COVID-19 Alert for Healthcare Providers

COVID-19: Revised Quarantine Guidance - December 7, 2020

Posted December 7, 2020. Past health advisories and alerts are archived for historical purposes and are not maintained or updated.

Centers for Disease Control & Prevention (CDC) and Washington State Department of Health (DOH) have released revised options to reduce quarantine for contacts of persons with COVID-19 infection using symptom monitoring and diagnostic testing. The 14 days of quarantine is still recommended. The following options have been presented to shorten quarantine and are acceptable alternatives to balance personal burden against a small possibility of increasing the spread of the virus:

  • In some instances, quarantine can end after Day 10 without testing and if no symptoms have been reported during daily monitoring.
    • Additional criteria must be met:
      • No clinical evidence of COVID-19 has been elicited by daily symptom monitoring; and,
      • Daily symptom self-monitoring continues through quarantine Day 14; and,
      • Persons are counselled regarding the need to strictly adhere strictly to masking and physical distancing through quarantine Day 14. They should be advised that if any symptoms develop, they should immediately self-isolate. (Note: Education on symptoms to include headache, congestion, fatigue, and diarrhea is imperative.)
      • Testing on or around Day 10 is recommended.
  • The 14-day quarantine period is required in certain high-risk settings, including long term care, healthcare settings (particularly when the exposure in a healthcare worker is from a household member), correctional settings, inpatient substance use or behavioral health treatment settings, and homeless shelters.
  • Note: SRHD is not recommending the reduced quarantine option of seven days with a negative test due to very high incidence rates in the community. We will review guidance every two weeks to determine relevancy.

The purpose of quarantine is to reduce the risk that infected persons might unknowingly transmit infection to others. A 14-day quarantine can impose personal burdens that may affect physical and mental health as well as cause economic hardship that may reduce compliance. Implementing quarantines can also pose additional burdens on public health systems and communities, especially during periods when new infections, and consequently the number of contacts needing to quarantine, are rapidly rising. Lastly, the prospect of quarantine may dissuade recently diagnosed persons from naming contacts and may dissuade contacts from responding to contact tracer outreach if they perceive the length of quarantine as too onerous.

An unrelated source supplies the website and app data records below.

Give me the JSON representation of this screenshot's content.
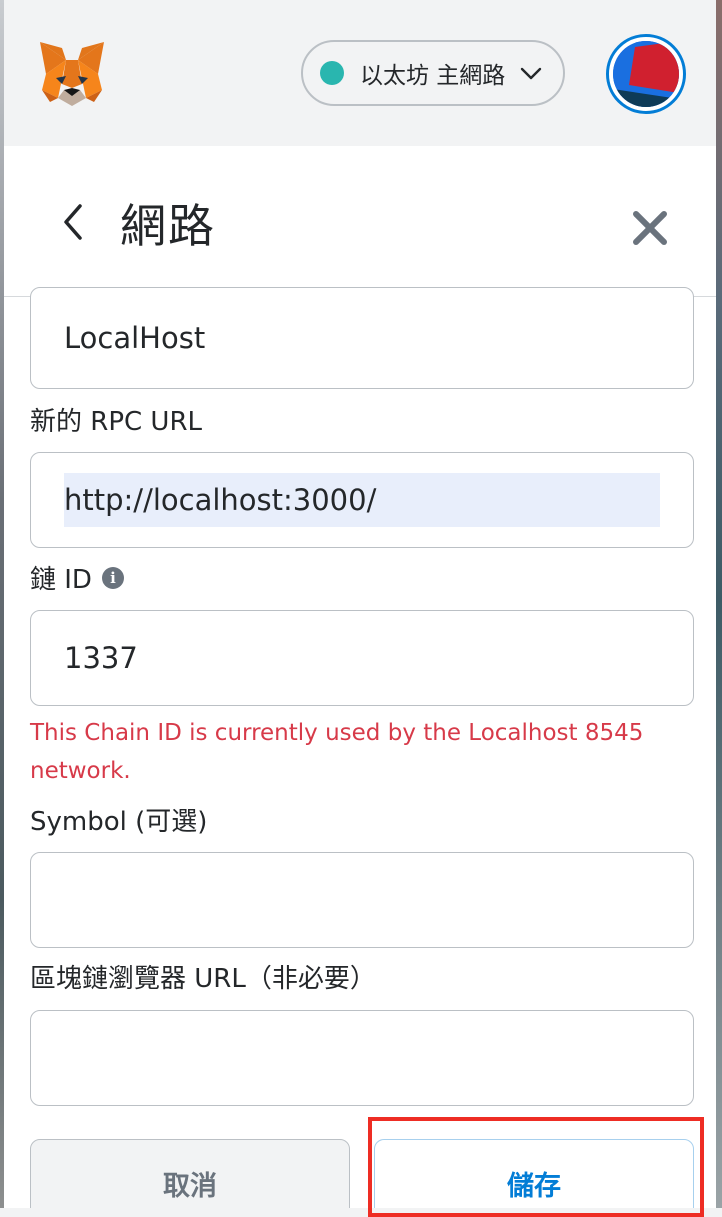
{
  "header": {
    "network": {
      "label": "以太坊 主網路",
      "dot_color": "#29b6af"
    },
    "avatar_colors": [
      "#1a6fe0",
      "#d0202f",
      "#0e3b57"
    ]
  },
  "subheader": {
    "title": "網路"
  },
  "form": {
    "network_name_value": "LocalHost",
    "rpc_url_label": "新的 RPC URL",
    "rpc_url_value": "http://localhost:3000/",
    "chain_id_label": "鏈 ID",
    "chain_id_info_icon": "i",
    "chain_id_value": "1337",
    "chain_id_error": "This Chain ID is currently used by the Localhost 8545 network.",
    "symbol_label": "Symbol (可選)",
    "symbol_value": "",
    "explorer_label": "區塊鏈瀏覽器 URL（非必要）",
    "explorer_value": ""
  },
  "buttons": {
    "cancel": "取消",
    "save": "儲存"
  },
  "colors": {
    "accent": "#037dd6",
    "error": "#d73a49",
    "highlight": "#ee2d24"
  }
}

Reducing the length of quarantine will reduce these burdens and may increase community compliance. The CDC’s latest guidance document lays out evidence to support the above option to shorten the quarantine period. Shortening quarantine may increase willingness to adhere to public health recommendations but will require evaluation; not only in terms of compliance with quarantine and contact tracing activities, but also for any potential negative impacts such as post-quarantine transmission. Any option to shorten quarantine will be less effective at preventing transmission than the currently recommended 14-day quarantine. The variability of SARS-CoV-2 transmission observed to-date indicates that while a shorter quarantine substantially reduces secondary transmission risk, there may be settings (e.g., with high contact rates) where even a small risk of post-quarantine transmission could still result in substantial secondary clusters

A Review of Isolation and Quarantine Recommendations

Isolation

  • Patients must isolate while awaiting test results. If COVID-19 is highly suspected, the patient’s household members should be strongly advised to quarantine as well.
  • Patients with COVID must isolate for a full 10 days after their symptom onset or positive test result (returning to normal activities on the 11th day) and fever must be absent for 24 hours without the use of fever-reducing medications.
  • Severe illness requiring hospitalization or severely immunocompromised patients must isolate for a full 20 days after symptom onset.
  • Patients who are asymptomatic at the time of their positive test who later develop symptoms must isolate for 10 days after symptom onset, not the date of their positive test.
  • Repeat COVID-19 testing after someone has met initial isolation criteria should not occur.

Quarantine

  • UPDATED People with known exposure must quarantine for:
    • RECOMMENDED 14 days after exposure; or,
    • Ten days after exposure as long as no symptoms have developed and exposed person adheres to strict masking and distancing and continues symptom monitoring through Day 14.
  • Mask usage (by either the case or the exposed person) does not negate the need for quarantine in the exposed person, except in exposed healthcare workers wearing proper PPE.
  • UPDATED Household members of a COVID case must quarantine for 14 or 10 days (as explained above) beyond the day of last contact with the case while they were infectious. This can be as long as 20-24 days (10 days of infectiousness for case plus 10 or 14 days of standard quarantine after exposure). Note that this period starts over for uninfected household members as new cases are identified.
  • Household members of a single exposed person (such as a child exposed in school) do not need to quarantine with the exposed person unless the exposed person develops symptoms and/or tests positive.